“In retrospect, it was obvious I would follow the career path I did, but at the time it felt like a string of coin‑flip decisions. I was made to do this, and I am most happy when I am working on chips because of their chemistry, physics, EE interdisciplinary nature. I was in the right place at the right time,” contemplates Dr. Rodgers.
Dr. Rodgers remembers his time at Stanford with Dr. Meindl fondly. He took just one course from him but points out his influence was much larger. Dr. Meindl gave him the ability to work in a multi‑million‑dollar lab and provided connections to industry. Above all, Dr. Rodgers remembers Dr. Meindl’s kindness.

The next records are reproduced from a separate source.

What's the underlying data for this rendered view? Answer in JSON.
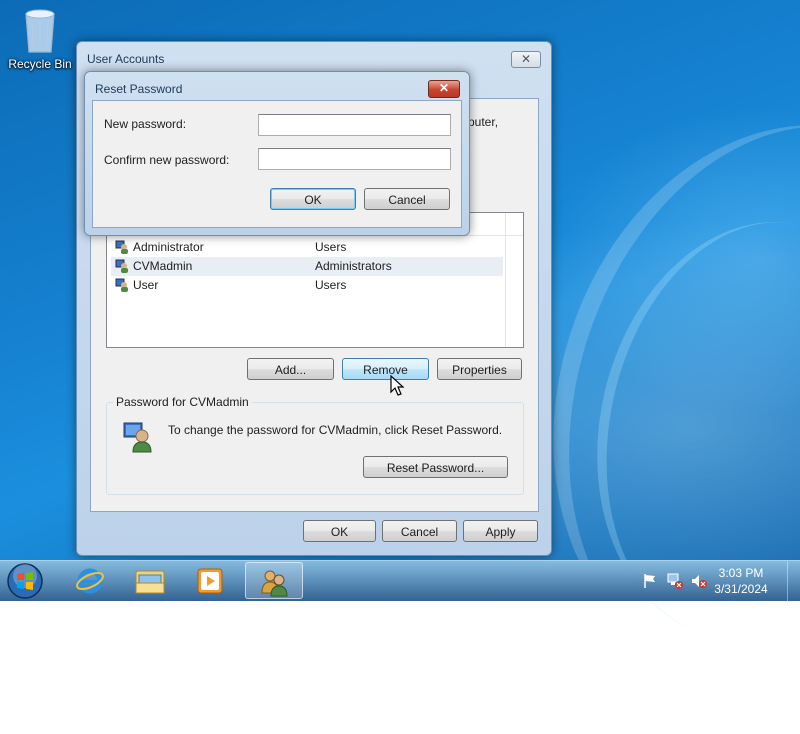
{
  "desktop": {
    "recycle_bin_label": "Recycle Bin"
  },
  "user_accounts_window": {
    "title": "User Accounts",
    "partial_text": "puter,",
    "users": [
      {
        "name": "Administrator",
        "group": "Users"
      },
      {
        "name": "CVMadmin",
        "group": "Administrators",
        "selected": true
      },
      {
        "name": "User",
        "group": "Users"
      }
    ],
    "add_label": "Add...",
    "remove_label": "Remove",
    "properties_label": "Properties",
    "password_group_label": "Password for CVMadmin",
    "password_instruction": "To change the password for CVMadmin, click Reset Password.",
    "reset_password_label": "Reset Password...",
    "ok_label": "OK",
    "cancel_label": "Cancel",
    "apply_label": "Apply"
  },
  "reset_password_dialog": {
    "title": "Reset Password",
    "new_password_label": "New password:",
    "confirm_password_label": "Confirm new password:",
    "new_password_value": "",
    "confirm_password_value": "",
    "ok_label": "OK",
    "cancel_label": "Cancel"
  },
  "taskbar": {
    "time": "3:03 PM",
    "date": "3/31/2024",
    "pinned": [
      "start-orb",
      "internet-explorer-icon",
      "windows-explorer-icon",
      "media-player-icon",
      "user-accounts-icon"
    ]
  },
  "colors": {
    "accent": "#3c7fb1",
    "desktop_blue": "#1581d0"
  }
}
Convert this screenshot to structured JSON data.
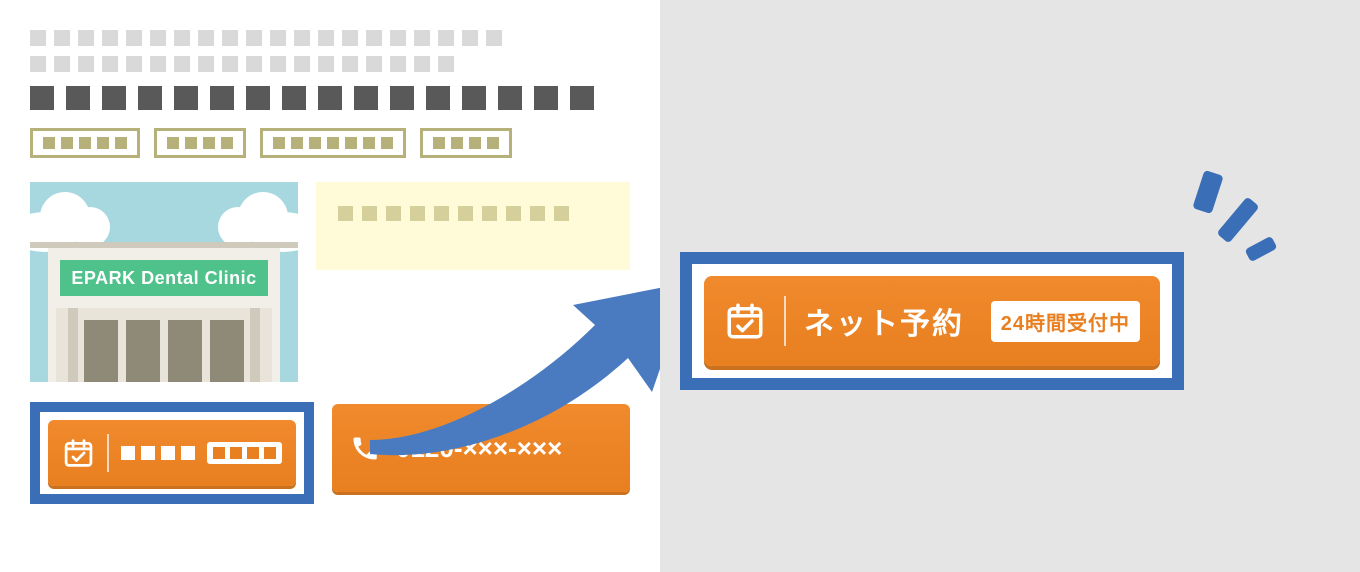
{
  "clinic": {
    "sign_label": "EPARK Dental Clinic"
  },
  "phone": {
    "number": "0120-×××-×××"
  },
  "reserve_button": {
    "label": "ネット予約",
    "badge": "24時間受付中"
  },
  "icons": {
    "calendar": "calendar-check-icon",
    "phone": "phone-icon"
  },
  "colors": {
    "accent_blue": "#3a6fb7",
    "accent_orange": "#e87f20",
    "sign_green": "#4fc28c"
  }
}
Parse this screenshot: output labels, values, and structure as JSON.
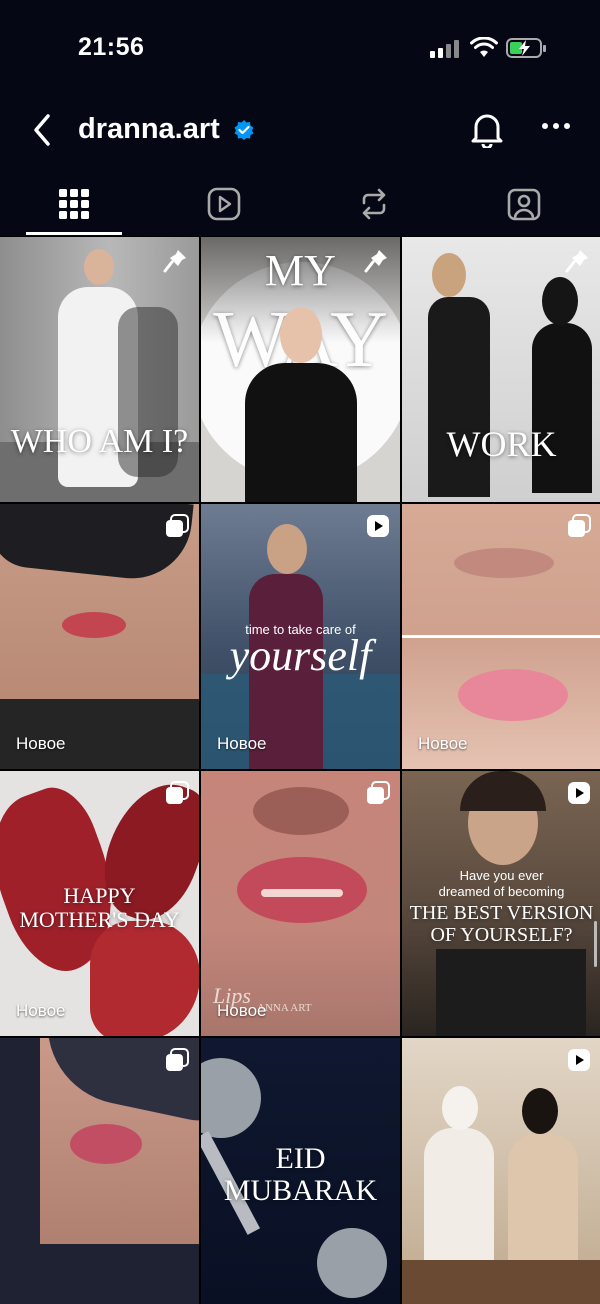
{
  "status": {
    "time": "21:56"
  },
  "header": {
    "username": "dranna.art"
  },
  "tabs": [
    "posts",
    "reels",
    "reposts",
    "tagged"
  ],
  "posts": [
    {
      "overlay": "WHO AM I?",
      "badge": "pin"
    },
    {
      "overlay_top": "MY",
      "overlay_big": "WAY",
      "badge": "pin"
    },
    {
      "overlay": "WORK",
      "badge": "pin"
    },
    {
      "badge": "carousel",
      "new": "Новое"
    },
    {
      "small": "time to take care of",
      "script": "yourself",
      "badge": "reel",
      "new": "Новое"
    },
    {
      "badge": "carousel",
      "new": "Новое"
    },
    {
      "line1": "HAPPY",
      "line2": "MOTHER'S DAY",
      "badge": "carousel",
      "new": "Новое"
    },
    {
      "watermark_script": "Lips",
      "watermark": "ANNA ART",
      "badge": "carousel",
      "new": "Новое"
    },
    {
      "small1": "Have you ever",
      "small2": "dreamed of becoming",
      "big1": "THE BEST VERSION",
      "big2": "OF YOURSELF?",
      "badge": "reel"
    },
    {
      "badge": "carousel"
    },
    {
      "line1": "EID",
      "line2": "MUBARAK"
    },
    {
      "badge": "reel"
    }
  ]
}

“He was patient and generous when working with students. My first year in California,” remembers Dr. Rodgers, “I couldn’t afford to fly home for Thanksgiving, which is my favorite holiday. So, I got an invitation to his house for Thanksgiving.” His wife, Freddy, served up a memorable family‑style turkey dinner that reminded me of home.
Dr. Rodgers first became involved with IEEE while he was a student at Stanford. Upon learning that IC Lab students and professors as a group had written the most IEEE papers on integrated circuits in the prior year, he started working on a paper. He gave his first paper in 1973 at the International Electron Device Meeting in Washington, D.C. He would go on to win the IEEE Solid State Circuits Conference Best Paper award twice, once in 1975 and again in 1976.
To this day, Dr. Rodgers is still involved with integrated circuits, but his main interest has shifted to lithium‑ion batteries – because the combination of their rudimentary state and high importance reminds him of ICs in the 1970s and 1980s. He is an avid runner, and has sustained his drive and inquisitiveness into his seventh decade of life and still gravitates towards making things work for the first time.
He is also a tad self-deprecating: “I am becoming a dinosaur in Electrical Engineering, because, it has moved so far, so fast. The new students are very smart and very energetic. They know what they want – software, AI, cloud computing,” Dr. Rodgers explains, shedding some light on why he was interested in supporting an endowed fund that will benefit students far into the future.
Dr. Rodgers is no dinosaur, despite what he might say. After stepping down from Cypress Semiconductor Corporation in 2016, he has since invested in high efficiency solar cells produced by the Complete Solaria Corporation, as well as the renewable energy firm Enphase, the U.S. leader in solar panel microinverters and other tech startups in home fuel cells, photon‑multiplying coatings for solar glass, and connecting farms to the Internet of Things. He holds 20 patents ranging from semiconductors to energy to winemaking. He is also an active speaker, and when asked what he would want the average American to know about his field that had bettered the world, he shared the following:
“For almost all my life, American cars got just 8 miles per gallon. You could smell the raw gasoline in their exhaust. Today, the average car gets 35 miles per gallon, and the best ones get over 50 miles per gallon. The first time I drove into Silicon Valley on Highway 101 in 1969, I came into a huge brown cloud that covered San Francisco Bay. But that is gone now. Cars have more power, better gas mileage, and produce just a tiny fraction of the pollution because chips control their engines. Integrated circuits control the timing of the spark plug and fuel injector, and temperature and pressure sensors constantly optimize engine performance.” explains Dr. Rodgers, “making today’s automobiles both clean and high performing. And now, electric cars, made by Tesla in Silicon Valley, are making transportation cleaner yet – and a lot less expensive.”